_RECORDED DATA_
---+---
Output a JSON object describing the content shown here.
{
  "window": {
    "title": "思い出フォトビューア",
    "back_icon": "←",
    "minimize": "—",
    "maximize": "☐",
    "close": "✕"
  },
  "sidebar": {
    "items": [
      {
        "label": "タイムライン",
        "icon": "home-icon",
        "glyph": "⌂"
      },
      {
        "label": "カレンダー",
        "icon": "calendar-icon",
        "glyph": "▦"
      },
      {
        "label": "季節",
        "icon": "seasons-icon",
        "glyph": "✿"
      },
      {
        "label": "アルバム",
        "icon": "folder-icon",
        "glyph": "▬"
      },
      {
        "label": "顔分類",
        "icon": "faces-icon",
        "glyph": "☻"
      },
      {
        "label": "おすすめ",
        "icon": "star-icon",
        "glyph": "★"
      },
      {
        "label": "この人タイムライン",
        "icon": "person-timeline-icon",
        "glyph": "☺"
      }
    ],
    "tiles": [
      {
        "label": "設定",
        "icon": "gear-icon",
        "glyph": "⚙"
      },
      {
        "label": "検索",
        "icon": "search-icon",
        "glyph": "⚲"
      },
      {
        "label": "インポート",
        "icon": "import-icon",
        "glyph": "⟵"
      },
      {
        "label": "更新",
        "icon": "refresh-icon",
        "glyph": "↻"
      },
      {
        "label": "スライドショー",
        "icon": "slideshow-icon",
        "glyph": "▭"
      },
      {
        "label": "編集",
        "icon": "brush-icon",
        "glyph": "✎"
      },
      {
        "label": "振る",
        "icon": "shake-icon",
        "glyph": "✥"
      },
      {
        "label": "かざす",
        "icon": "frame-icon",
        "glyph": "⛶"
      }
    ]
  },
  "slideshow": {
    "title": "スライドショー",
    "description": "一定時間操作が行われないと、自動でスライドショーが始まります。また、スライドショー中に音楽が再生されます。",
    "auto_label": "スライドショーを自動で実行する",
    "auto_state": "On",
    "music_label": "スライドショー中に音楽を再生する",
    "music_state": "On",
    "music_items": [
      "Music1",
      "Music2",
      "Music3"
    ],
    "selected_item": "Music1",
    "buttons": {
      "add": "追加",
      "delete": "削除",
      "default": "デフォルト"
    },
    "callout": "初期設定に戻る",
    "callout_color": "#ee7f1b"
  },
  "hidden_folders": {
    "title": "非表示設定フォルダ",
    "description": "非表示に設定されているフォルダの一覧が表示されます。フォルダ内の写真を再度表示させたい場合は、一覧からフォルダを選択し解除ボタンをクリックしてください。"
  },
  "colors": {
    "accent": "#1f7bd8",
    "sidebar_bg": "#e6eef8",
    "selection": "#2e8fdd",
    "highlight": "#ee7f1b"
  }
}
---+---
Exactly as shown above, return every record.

Output a JSON object describing the content shown here.
{
  "window": {
    "title": "思い出フォトビューア",
    "back_icon": "←",
    "minimize": "—",
    "maximize": "☐",
    "close": "✕"
  },
  "sidebar": {
    "items": [
      {
        "label": "タイムライン",
        "icon": "home-icon",
        "glyph": "⌂"
      },
      {
        "label": "カレンダー",
        "icon": "calendar-icon",
        "glyph": "▦"
      },
      {
        "label": "季節",
        "icon": "seasons-icon",
        "glyph": "✿"
      },
      {
        "label": "アルバム",
        "icon": "folder-icon",
        "glyph": "▬"
      },
      {
        "label": "顔分類",
        "icon": "faces-icon",
        "glyph": "☻"
      },
      {
        "label": "おすすめ",
        "icon": "star-icon",
        "glyph": "★"
      },
      {
        "label": "この人タイムライン",
        "icon": "person-timeline-icon",
        "glyph": "☺"
      }
    ],
    "tiles": [
      {
        "label": "設定",
        "icon": "gear-icon",
        "glyph": "⚙"
      },
      {
        "label": "検索",
        "icon": "search-icon",
        "glyph": "⚲"
      },
      {
        "label": "インポート",
        "icon": "import-icon",
        "glyph": "⟵"
      },
      {
        "label": "更新",
        "icon": "refresh-icon",
        "glyph": "↻"
      },
      {
        "label": "スライドショー",
        "icon": "slideshow-icon",
        "glyph": "▭"
      },
      {
        "label": "編集",
        "icon": "brush-icon",
        "glyph": "✎"
      },
      {
        "label": "振る",
        "icon": "shake-icon",
        "glyph": "✥"
      },
      {
        "label": "かざす",
        "icon": "frame-icon",
        "glyph": "⛶"
      }
    ]
  },
  "slideshow": {
    "title": "スライドショー",
    "description": "一定時間操作が行われないと、自動でスライドショーが始まります。また、スライドショー中に音楽が再生されます。",
    "auto_label": "スライドショーを自動で実行する",
    "auto_state": "On",
    "music_label": "スライドショー中に音楽を再生する",
    "music_state": "On",
    "music_items": [
      "Music1",
      "Music2",
      "Music3"
    ],
    "selected_item": "Music1",
    "buttons": {
      "add": "追加",
      "delete": "削除",
      "default": "デフォルト"
    },
    "callout": "初期設定に戻る",
    "callout_color": "#ee7f1b"
  },
  "hidden_folders": {
    "title": "非表示設定フォルダ",
    "description": "非表示に設定されているフォルダの一覧が表示されます。フォルダ内の写真を再度表示させたい場合は、一覧からフォルダを選択し解除ボタンをクリックしてください。"
  },
  "colors": {
    "accent": "#1f7bd8",
    "sidebar_bg": "#e6eef8",
    "selection": "#2e8fdd",
    "highlight": "#ee7f1b"
  }
}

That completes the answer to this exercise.